------ Data provided

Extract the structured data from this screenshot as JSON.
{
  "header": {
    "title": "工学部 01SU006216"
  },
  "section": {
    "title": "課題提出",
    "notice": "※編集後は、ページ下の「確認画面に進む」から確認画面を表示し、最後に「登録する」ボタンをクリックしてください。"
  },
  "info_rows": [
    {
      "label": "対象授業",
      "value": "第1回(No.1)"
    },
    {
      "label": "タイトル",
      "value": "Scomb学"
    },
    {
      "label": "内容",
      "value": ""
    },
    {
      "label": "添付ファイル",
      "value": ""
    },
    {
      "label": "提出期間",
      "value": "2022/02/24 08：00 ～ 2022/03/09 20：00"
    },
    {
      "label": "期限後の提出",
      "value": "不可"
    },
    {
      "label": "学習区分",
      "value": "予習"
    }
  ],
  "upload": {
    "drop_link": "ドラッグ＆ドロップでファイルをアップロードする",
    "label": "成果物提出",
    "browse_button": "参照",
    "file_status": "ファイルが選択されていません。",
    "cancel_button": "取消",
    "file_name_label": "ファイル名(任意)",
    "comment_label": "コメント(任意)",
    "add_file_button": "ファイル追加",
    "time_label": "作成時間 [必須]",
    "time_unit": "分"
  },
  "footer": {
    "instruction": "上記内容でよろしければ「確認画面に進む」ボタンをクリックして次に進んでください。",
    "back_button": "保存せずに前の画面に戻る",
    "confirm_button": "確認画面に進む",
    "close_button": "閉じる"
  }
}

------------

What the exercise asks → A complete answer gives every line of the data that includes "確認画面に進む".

Solution to this exercise →
    "notice": "※編集後は、ページ下の「確認画面に進む」から確認画面を表示し、最後に「登録する」ボタンをクリックしてください。"
    "instruction": "上記内容でよろしければ「確認画面に進む」ボタンをクリックして次に進んでください。",
    "confirm_button": "確認画面に進む",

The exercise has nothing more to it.